Seeding cover crops 1.5-2 months before the end of your season means most of your vegetable plants will still be growing. Some might even be thriving, and this is quite alright! Simply sow your cover crops around your existing plants. Some seeds may not germinate if the sunlight is blocked, but that’s okay. Even a little bit will make a difference in your garden.
If you have a large garden and plan to leave a few beds fallow during the growing season, consider cover cropping them starting in the spring. You can do this by sowing a round of cover crops in the spring, chopping them down before they go to seed, and then sowing another round of different crops afterward. Do not remove any of the plant material between seedings.
3. Shut Your Garden Down Leaving Cover Crops Untouched

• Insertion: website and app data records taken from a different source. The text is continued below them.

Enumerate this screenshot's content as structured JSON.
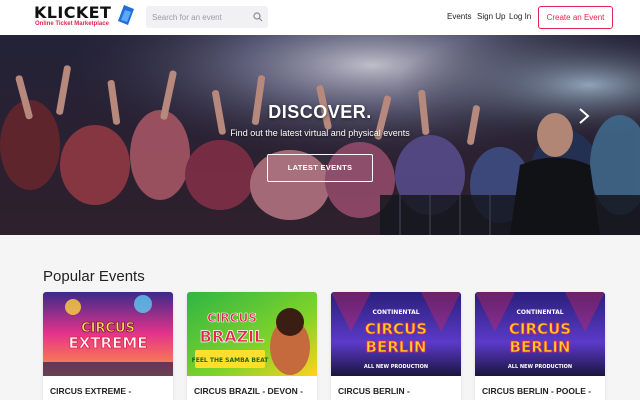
{
  "brand": {
    "name": "KLICKET",
    "tagline": "Online Ticket Marketplace",
    "accent_color": "#e2264d",
    "mark_color": "#1e6fd9"
  },
  "search": {
    "placeholder": "Search for an event",
    "value": "",
    "icon": "search-icon"
  },
  "nav": {
    "events": "Events",
    "signup": "Sign Up",
    "login": "Log In",
    "create": "Create an Event"
  },
  "hero": {
    "title": "DISCOVER.",
    "subtitle": "Find out the latest virtual and physical events",
    "button": "LATEST EVENTS",
    "next_icon": "chevron-right-icon"
  },
  "popular": {
    "heading": "Popular Events",
    "events": [
      {
        "title": "CIRCUS EXTREME -",
        "poster_text_1": "CIRCUS",
        "poster_text_2": "EXTREME"
      },
      {
        "title": "CIRCUS BRAZIL - DEVON -",
        "poster_text_1": "CIRCUS",
        "poster_text_2": "BRAZIL",
        "poster_tag": "FEEL THE SAMBA BEAT"
      },
      {
        "title": "CIRCUS BERLIN -",
        "poster_text_0": "CONTINENTAL",
        "poster_text_1": "CIRCUS",
        "poster_text_2": "BERLIN",
        "poster_tag": "ALL NEW PRODUCTION"
      },
      {
        "title": "CIRCUS BERLIN - POOLE -",
        "poster_text_0": "CONTINENTAL",
        "poster_text_1": "CIRCUS",
        "poster_text_2": "BERLIN",
        "poster_tag": "ALL NEW PRODUCTION"
      }
    ]
  }
}
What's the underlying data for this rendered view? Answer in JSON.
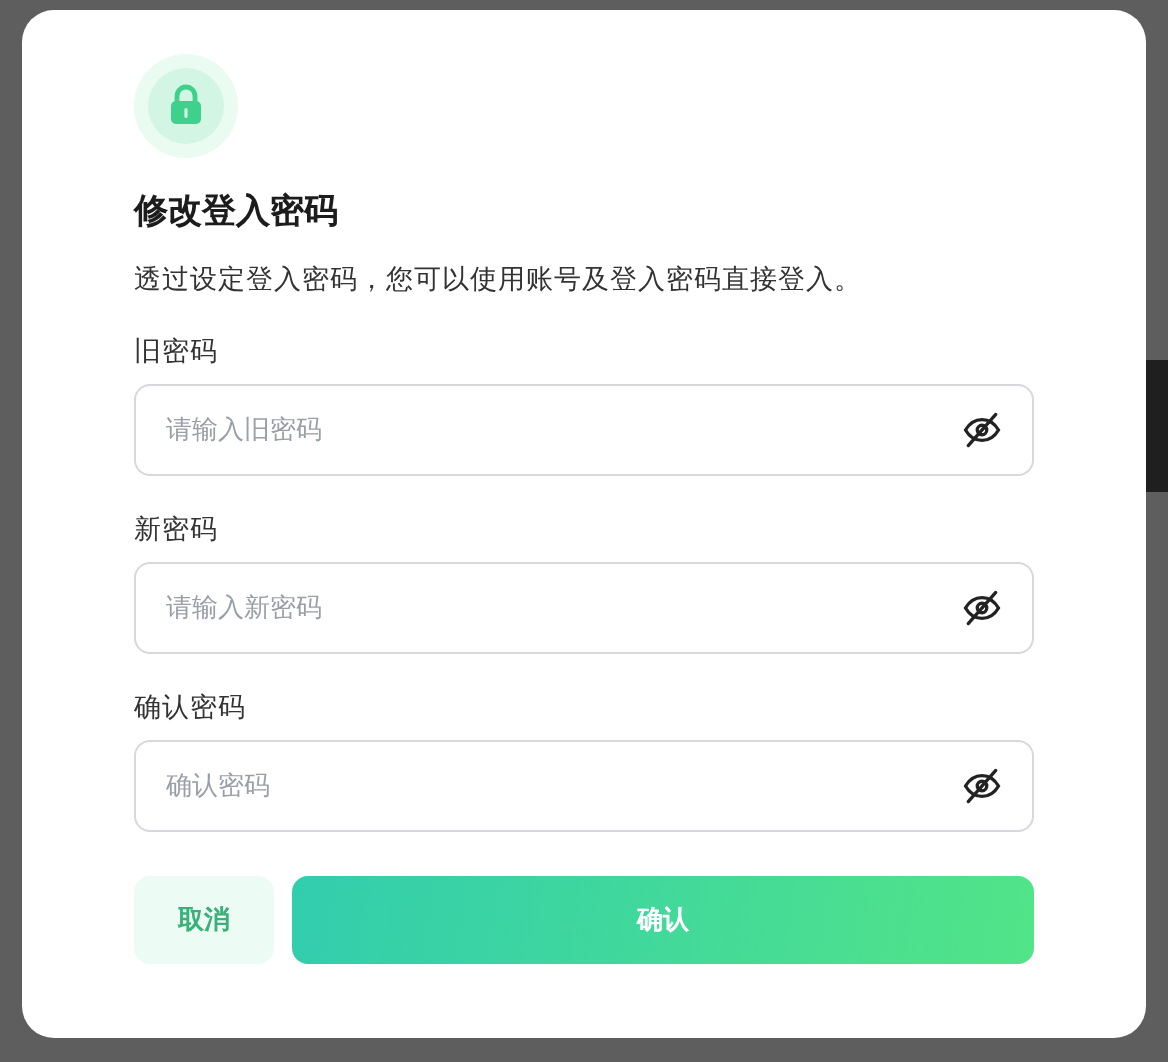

- The cold has arrived and you’ve decided to clear your garden of your frost-bitten vegetable plants. Most people approach this by pulling all of the plants out by their roots, but I encourage you to not do this. Rather than pulling them entirely out, do the Chop ‘n Drop, which leaves root systems entirely in tact.
- By electing to leave your veggie root systems in place, you have just provided your soil microbes food for the entire winter. The roots will also hold your soil in place and prevent erosion. For smaller green plants (such as lettuces, spinach and arugula), you should leave them entirely in the garden, dead foliage and all. Leaving them be will allow the plants to decompose over the winter into valuable organic matter. As for your surrounding cover crops: Treat them the same way. Do not pull them out or cut them at all – you have grown them for both the roots and the foliage so they should be left untouched to overwinter.
4. Incorporate Your Cover Crops During Spring Soil Prep
Fast forward through winter (brrr! boo! hiss!) and now it is spring and time to prepare your soil. So what do you do with all of this leftover plant matter in your garden? Your first instinct might be to rip it out and compost it – Stop right there! Rather than ripping them out, the point of cover cropping is to incorporate all of that awesome decayed plant stuff back into the soil.
To prep your soil with decayed cover crops, you will gently dig them in with a spade or, as I prefer, this fork. You absolutely will not use a tiller for soil prep – if you are unsure why, read my article on Part 1 of Building Healthy Soil and Increasing the Biodiversity of the Soil Food Web. Try to “twist” the cover crops down into the soil rather than flipping the soil over onto itself – flipping the soil over will expose soil microorganisms to the air and oxidize them. Gentleness is key here. Some of the leftover roots from the larger plants might need to be removed, but do so with care. Once you’ve pulled the large roots up, consider cutting them up with your pruners and adding the pieces back into the soil. Any leftover bits of decayed cover crops can be seeded and transplanted into, and then it should all be covered up with mulch once the seedlings are established.
Once you have nurtured your soil microbes and have restored your garden back to her original, biodiverse fertility, there is very little you will need to do in terms of yearly soil preparation. Disturbing the soil, needlessly aerating it year after year with machines – this is a finicky, unnecessary step to soil prep invented by humans. Good gardeners know this and live by this. If we take care of our microbes, they will take care of themselves and us.